The horror genre has officially evolved. In what the latest 2022 Scream film popularized by dubbing a new brand of “elevated horror”, the transformation has been a long time coming. More thought-provoking and dramatic horror films like The Babadook (2014), Get Out (2017) and Midsommar (2019) have paved the way by centering their terrifying stories on personal and social fears rather than the straightforward gore and ghost tales that dominated the genre in decades past. Fresh new voices such as Chloe Okuna and Zack Ford, whose Sundance and SXSW selected debut feature, Watcher, fits the “elevated horror” billing, are showing audiences that, sometimes, the greatest fears come from within.
Julia (Maika Monroe) and Francis (Karl Glusman) are a young couple who relocate to Romania for work. In an unfamiliar environment, with an unknown language and a fiancé who’s busy at work all day, Julia’s initial and understandable loneliness soon morphs into paranoia as she notices a shadowy figure watching her from an apartment window across the street. News of a recent murderer at large in the city only deepens her concerns and Julia’s psyche begins to crack as she begins to feel this person’s looming presence everywhere she goes. Is it all in her head, or is she the next target of a sadistic serial killer?
Director and co-writer Chloe Okuna’s Watcher tramples over the typical first-feature with a seasoned approach to filmmaking and storytelling. She forces the viewer to immerse themselves into Julia’s character, seeing what she sees, experiencing what she experiences, and watching the person who’s watching her. It’s an uncommon by effective tactic that plays on this theme of voyeurism and sheds a whole new light on the aspect of perspective in film.

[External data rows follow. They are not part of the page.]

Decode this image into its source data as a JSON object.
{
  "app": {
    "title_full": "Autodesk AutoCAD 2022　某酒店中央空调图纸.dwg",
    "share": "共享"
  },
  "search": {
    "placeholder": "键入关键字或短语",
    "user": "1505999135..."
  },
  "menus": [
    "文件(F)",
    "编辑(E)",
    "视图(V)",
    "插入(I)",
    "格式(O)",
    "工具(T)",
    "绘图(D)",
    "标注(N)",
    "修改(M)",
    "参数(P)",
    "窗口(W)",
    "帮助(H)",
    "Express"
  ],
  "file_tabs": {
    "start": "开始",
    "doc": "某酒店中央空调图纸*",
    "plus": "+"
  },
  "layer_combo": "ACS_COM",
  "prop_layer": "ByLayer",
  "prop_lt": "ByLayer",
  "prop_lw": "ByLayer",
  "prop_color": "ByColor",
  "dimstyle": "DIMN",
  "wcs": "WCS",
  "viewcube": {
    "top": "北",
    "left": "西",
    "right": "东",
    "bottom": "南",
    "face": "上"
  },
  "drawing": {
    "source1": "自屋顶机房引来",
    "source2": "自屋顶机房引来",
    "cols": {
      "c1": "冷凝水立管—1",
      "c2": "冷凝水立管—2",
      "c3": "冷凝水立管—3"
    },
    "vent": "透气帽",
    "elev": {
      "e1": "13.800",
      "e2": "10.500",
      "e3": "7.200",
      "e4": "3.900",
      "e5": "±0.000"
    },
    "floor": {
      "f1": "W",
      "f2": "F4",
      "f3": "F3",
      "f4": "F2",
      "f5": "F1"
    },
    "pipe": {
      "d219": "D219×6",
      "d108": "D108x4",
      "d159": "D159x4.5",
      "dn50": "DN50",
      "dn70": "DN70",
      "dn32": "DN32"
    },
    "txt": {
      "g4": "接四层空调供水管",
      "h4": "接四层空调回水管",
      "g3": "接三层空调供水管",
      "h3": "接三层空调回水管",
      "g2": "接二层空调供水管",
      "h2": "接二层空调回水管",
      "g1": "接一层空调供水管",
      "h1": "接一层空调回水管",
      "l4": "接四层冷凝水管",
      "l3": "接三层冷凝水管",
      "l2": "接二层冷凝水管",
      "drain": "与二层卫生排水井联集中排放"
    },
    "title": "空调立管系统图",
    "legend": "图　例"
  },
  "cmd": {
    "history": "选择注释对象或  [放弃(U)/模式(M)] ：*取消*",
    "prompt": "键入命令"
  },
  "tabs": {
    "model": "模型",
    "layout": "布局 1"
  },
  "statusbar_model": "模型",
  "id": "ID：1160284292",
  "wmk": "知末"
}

Watcher is the type of movie that makes you want to peek inside every closet door and check under all the beds. Its pace is relaxed but calculated, building the tension in a slow and deliberate crescendo that erupts like a symphony of sound during the film’s explosive finale. And through every step of the journey, discomfort becomes normalized. Okuna’s blunt-force methods of finding fear in every subtle movement or turning glance are a revelation and instantly show her maturity as a director. She capitalizes on every tiny detail, many of which are small and simple things, but their collective value makes for a truly enriched horror experience.
As for the cast, is it even a question anymore? Maika Monroe is the new “Scream Queen”, an established genre-icon for a younger generation of horror fans. Her admired work in films like It Follows, The Guest and Villains pales in comparison to her elite-level turn in Watcher. Monroe demands the audience to experience Julia’s struggles vicariously through her performance. Julia’s torment becomes our torment, and her suffering becomes our suffering. It’s a firm character-audience connection that’s rarely found in the genre, and one that’s a testament to Monroe’s blossomed talents. With all of the youthful writing, acting and directing skills evident throughout Watcher, I think it’s safe to say that the future of horror is in great hands.